Monday, June 30, 2014

China Aims For Target Prices and Big Grain Stockpiles

Premier Li Keqiang recently announced China’s intent to adopt “target price” subsidies for grains and to boost state reserves. The new measures are a continuation of Premier Li’s strategy of moving toward a more market-oriented farm policy, but they also reflect an attempt to deal with giant stockpiles and price distortions that have resulted from the current price support policies.

In January 2014, Chinese leaders announced an experimental “target price” program to begin this year in northeastern provinces for soybeans and Xinjiang Autonomous Region for cotton. The June 25 announcement signaled the State Council’s intent to eventually adopt the target price model as a general subsidy approach that will replace the current support price programs for major commodities. The new announcement seems hasty since the experimental programs haven’t begun yet, and officials haven’t even announced the details of how the trial target price programs will be implemented with the harvest just a few months away.

The target price subsidy is a payment based on the difference between a government-set “target price” and the market price—when the market price is below the target. This is described as a more market-oriented policy that will still protect farmers’ income and motivate them to produce. However, it is likely to produce massive subsidy payments as producers make their planting decision based on the high target price, expanding supply, driving down the “market” price, creating big gaps between the target and market prices. With no way of verifying production or sales by tens of millions of producers, the program will be an invitation to fraud and corruption.

While the error-riddled China Daily article picked up by English-language news media emphasized the target-price subsidy, the Chinese-language official news media emphasized expansion of grain storage and purchasing as the main theme of the State Council’s decision. The call for more grain storage capacity appears to be motivated by a confusing mix of objectives: a short-term urgency to create more space for this year's crop and a long-term need to use huge stockpiles to control prices under the more "market-oriented" target price policy.

Noting the recent growth in grain production—including this month’s big wheat harvest--the announcement noted that some regions are seriously short of grain storage capacity. The announcement said grain purchase and storage is currently “an urgent matter” and also “a long-term responsibility.” Officials want to make sure that farmers can sell their grain at ever-rising prices. The security-obsessed Chinese regime is probably worried that problems selling grain could set off rural uprisings.

The first specific task identified by the announcement was to sell off existing grain reserves to make room for the new harvest. Grain production has continued booming over the last two years but consumption has plummeted, thus the government has had to take millions of tons off the market to prevent prices from falling.
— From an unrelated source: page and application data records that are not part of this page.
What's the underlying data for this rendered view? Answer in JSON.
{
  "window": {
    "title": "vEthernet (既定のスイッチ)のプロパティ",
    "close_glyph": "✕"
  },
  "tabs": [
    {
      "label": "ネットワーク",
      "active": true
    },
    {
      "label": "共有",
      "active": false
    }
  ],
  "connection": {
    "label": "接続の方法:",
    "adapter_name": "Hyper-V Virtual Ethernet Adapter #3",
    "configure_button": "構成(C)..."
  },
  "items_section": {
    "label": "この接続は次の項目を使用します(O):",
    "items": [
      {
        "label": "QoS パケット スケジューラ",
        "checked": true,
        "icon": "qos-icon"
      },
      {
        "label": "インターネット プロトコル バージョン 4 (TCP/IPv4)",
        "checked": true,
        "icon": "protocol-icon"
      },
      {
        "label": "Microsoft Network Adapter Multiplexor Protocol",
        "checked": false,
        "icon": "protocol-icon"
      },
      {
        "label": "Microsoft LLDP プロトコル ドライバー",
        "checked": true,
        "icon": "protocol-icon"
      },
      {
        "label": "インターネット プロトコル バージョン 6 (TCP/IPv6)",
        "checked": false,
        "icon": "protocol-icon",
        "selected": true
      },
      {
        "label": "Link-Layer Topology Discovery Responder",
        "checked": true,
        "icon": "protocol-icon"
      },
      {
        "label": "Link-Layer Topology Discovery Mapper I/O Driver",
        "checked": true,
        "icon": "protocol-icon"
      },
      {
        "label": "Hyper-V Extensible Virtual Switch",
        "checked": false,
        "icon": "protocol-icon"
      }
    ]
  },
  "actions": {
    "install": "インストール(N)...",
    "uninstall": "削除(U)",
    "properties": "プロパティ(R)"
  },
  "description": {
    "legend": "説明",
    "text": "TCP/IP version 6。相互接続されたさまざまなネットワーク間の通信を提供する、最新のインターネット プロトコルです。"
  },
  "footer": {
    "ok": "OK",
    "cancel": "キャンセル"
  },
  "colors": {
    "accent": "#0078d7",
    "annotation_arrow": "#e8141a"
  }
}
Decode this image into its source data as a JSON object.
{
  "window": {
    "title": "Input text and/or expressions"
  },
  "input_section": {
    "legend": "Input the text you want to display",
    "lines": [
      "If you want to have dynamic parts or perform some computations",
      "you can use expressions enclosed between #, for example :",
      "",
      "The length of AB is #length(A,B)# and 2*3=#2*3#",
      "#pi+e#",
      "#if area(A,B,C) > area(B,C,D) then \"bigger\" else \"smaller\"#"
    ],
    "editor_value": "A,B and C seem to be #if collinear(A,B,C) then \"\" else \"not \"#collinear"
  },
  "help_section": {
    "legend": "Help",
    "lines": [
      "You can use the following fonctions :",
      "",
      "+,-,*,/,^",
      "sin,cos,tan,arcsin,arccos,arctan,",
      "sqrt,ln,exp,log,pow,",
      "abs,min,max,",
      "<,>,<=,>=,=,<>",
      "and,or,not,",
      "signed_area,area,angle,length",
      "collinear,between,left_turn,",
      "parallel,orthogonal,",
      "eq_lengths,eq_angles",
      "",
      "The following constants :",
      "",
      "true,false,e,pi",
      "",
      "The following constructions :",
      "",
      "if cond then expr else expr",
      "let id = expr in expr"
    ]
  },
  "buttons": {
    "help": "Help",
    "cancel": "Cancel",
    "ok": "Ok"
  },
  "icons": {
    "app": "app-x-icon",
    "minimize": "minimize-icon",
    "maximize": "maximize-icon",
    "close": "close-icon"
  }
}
With bins full in many places, officials have recently been holding auctions to sell millions of tons of reserve corn, but there have been relatively few takers since the price is too high.

Another clue about the urgency of whittling down corn reserves is a proposal floated in the announcement to “give support to corn processors in areas with storage problems.” On June 24, Heilongjiang Province announced a 100-yuan-per-ton subsidy for processors with capacity of 100,000 tons or more for 2014-15. Subsidies for processing corn into starch and alcohol products are a sharp turn-around from less than two years ago when officials were trying to rein in industrial use which had broken through their 26-percent maximum share of corn consumption.

Premier Li’s announcement called for boosting grain storage by 50 million metric tons (mmt) during the next two years, focusing on northeastern corn-production areas and southern rice regions. Local governments are urged to boost reserve capacity by 25 mmt this year, and to keep a 6-month supply on hand. Private operators are urged to invest in grain storage facilities and grain-drying equipment.

Why is China in urgent need of so much grain storage? It has roads and rail that can transport grain to any corner of the country within days, if not hours. China is the world’s largest international trader and a big owner of shipping. Grain can be transported from the Americas or Europe to China within weeks. Surely, China is not planning to engage in a war that will disrupt shipments from a major grain-supplier during its “peaceful rise”? ;)


jmc said...

Very interesting article.
But I have a question : at the beginning of the article you wrote tat target price " reflect an attempt to deal with giant stockpiles".

And at the end of the article, one can read that Li Keqiang called for boosting grain storage.

So, on one had, Chinese authorities want to scrap its corn stockpiling but on the other hand they want more erserve capacity.

It is logical?

Thank you

dimsums said...

The giant stockpiles are an unintended outcome of the minimum price and "temporary reserve" programs. The stockpiles are so big officials are worried that there's not enough space to store this year's crops. That seems to be the main motivation for Premier Li's exhortation to expand grain storage. He cast it as both an urgent need and a long-term responsibility.